Methods — Using health administrative data, we constructed a retrospective cohort of cases of mood and anxiety disorders among emerging adults aged 16 to 25 years in the catchment of the First Episode Mood and Anxiety Program (FEMAP) in London, Ontario, between 2009 and 2014. This cohort was linked to primary data from FEMAP to identify service users. We used proportional hazards models to compare indicators of service use between FEMAP users and a propensity score–matched group of nonusers receiving care elsewhere in the health system.
Results — FEMAP users (n = 490) had more rapid access to a psychiatrist relative to nonusers (hazard ratio [HR], 2.82; 95% confidence interval, 2.45 to 3.26; median time, 16 vs. 71 days). In the year following admission, FEMAP users also had lower rates of emergency department use for mental health reasons (HR, 0.73; 95% CI, 0.53 to 0.99). We did not observe differences in psychiatric hospitalization rates.
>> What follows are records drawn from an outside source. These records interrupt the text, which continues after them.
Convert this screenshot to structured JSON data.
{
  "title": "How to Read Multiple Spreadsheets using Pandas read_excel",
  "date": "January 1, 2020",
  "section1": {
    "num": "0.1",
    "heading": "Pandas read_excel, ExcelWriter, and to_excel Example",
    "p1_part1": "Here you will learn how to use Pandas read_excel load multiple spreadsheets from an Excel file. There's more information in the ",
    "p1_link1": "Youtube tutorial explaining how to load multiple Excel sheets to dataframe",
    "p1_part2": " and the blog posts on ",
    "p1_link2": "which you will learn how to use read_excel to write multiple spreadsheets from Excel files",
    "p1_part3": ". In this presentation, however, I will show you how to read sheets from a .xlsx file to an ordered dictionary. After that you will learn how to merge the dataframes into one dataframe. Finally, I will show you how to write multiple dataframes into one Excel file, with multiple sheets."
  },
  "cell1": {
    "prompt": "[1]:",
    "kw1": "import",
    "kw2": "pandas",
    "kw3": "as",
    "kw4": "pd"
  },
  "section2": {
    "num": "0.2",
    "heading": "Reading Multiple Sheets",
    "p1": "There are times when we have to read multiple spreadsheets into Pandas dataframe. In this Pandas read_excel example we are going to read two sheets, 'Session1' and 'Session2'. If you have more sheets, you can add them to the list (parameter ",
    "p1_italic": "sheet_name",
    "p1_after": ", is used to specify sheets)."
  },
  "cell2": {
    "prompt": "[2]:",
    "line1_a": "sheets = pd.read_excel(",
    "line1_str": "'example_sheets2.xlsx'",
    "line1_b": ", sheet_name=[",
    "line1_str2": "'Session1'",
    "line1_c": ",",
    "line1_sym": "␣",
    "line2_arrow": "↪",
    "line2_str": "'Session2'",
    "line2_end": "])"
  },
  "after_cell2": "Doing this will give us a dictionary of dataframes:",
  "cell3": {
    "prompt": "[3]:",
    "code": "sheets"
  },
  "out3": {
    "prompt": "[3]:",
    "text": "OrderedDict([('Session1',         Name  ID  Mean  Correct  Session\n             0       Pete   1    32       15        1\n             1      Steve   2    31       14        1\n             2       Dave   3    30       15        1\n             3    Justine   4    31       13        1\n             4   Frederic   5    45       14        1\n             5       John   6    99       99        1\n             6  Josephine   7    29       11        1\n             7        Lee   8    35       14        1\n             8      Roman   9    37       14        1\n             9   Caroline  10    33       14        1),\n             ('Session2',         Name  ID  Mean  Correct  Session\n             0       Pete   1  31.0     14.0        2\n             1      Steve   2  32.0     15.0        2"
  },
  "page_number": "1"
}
Conclusions — An early intervention model of care for mood and anxiety disorders is associated with better access to psychiatric care and lower use of the emergency department. Our findings suggest that early intervention services for mood and anxiety disorders may be beneficial from a health systems perspective, and further research on the effectiveness of this model of care is warranted.